Indigenous Health Education to Career Initiative
Research confirms a direct correlation between increasing the number of Indigenous people in health professions, and decreasing Indigenous health inequities. With this in mind, FNHA engaged ICGE to conduct an environmental scan of post-secondary health and health-related programs across the Fraser Salish region and a global search for best practices in career development programs provided by Indigenous health boards, and table recommendations based on the findings.

Research confirms a direct correlation between increasing the number of Indigenous people in health professions, and decreasing Indigenous health inequities. With this in mind, FNHA engaged ICGE to conduct an environmental scan of post-secondary health and health related programs across the Fraser Salish region and a global search for best practices in career development programs provided by Indigenous health boards, and table recommendations based on the findings.

The findings were surprising and significant.
• 25,000 data-points were recorded from 1,500 individual programs offered within the region, by 5 public and 44 private institutions.
• None of the 44 private institutions offered Indigenous student services.
• The 5 public institutions only offered “Supporting Services”, to reduce inequities among Indigenous students and increase their Capacity to Engage in health careers. None offered “Excelling Services”, to inspire Indigenous student interest in the health sector and build their Confidence to Excel.
• Only two Indigenous health boards—in New Zealand and the U.S.—had developed programs dedicated to increasing Indigenous presence in the health sector.
• Recognizing that Supporting and Excelling Services are equally important (since each provides unique and valuable benefits) ICGE introduced the term Binary Merit Approach® to describe this as Best Practice.
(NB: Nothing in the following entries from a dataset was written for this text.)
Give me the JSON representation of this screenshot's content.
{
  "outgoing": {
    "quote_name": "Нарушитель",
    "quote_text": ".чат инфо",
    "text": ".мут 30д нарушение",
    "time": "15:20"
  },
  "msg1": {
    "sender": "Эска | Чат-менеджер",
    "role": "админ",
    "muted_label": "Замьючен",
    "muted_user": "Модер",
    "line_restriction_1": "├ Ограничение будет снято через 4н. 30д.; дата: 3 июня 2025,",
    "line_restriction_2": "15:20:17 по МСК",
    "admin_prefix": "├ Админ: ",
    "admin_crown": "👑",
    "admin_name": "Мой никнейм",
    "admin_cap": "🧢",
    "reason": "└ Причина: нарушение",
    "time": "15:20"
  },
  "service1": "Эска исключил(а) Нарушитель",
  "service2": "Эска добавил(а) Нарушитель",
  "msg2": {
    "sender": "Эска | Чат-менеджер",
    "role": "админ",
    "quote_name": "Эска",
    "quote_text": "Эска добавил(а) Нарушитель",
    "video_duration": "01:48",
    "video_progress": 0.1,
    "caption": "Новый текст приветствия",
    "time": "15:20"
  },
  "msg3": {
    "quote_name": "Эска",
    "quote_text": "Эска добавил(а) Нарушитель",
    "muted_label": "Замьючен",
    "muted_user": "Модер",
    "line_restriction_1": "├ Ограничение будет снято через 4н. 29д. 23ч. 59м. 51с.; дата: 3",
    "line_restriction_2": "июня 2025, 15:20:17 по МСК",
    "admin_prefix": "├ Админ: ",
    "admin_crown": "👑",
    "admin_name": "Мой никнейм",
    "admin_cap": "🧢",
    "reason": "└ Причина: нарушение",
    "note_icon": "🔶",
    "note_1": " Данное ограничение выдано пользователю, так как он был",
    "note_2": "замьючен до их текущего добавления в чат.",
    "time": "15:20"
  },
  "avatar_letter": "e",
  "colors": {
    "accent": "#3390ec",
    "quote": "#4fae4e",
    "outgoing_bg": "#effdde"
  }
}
Success Indicators:
The findings and analysis present a singular opportunity for FNHA to advance Indigenous health outcomes and further the goals of both Canada’s Truth and Reconciliation Commission and the United Nations Declarations of the Rights of Indigenous Peoples.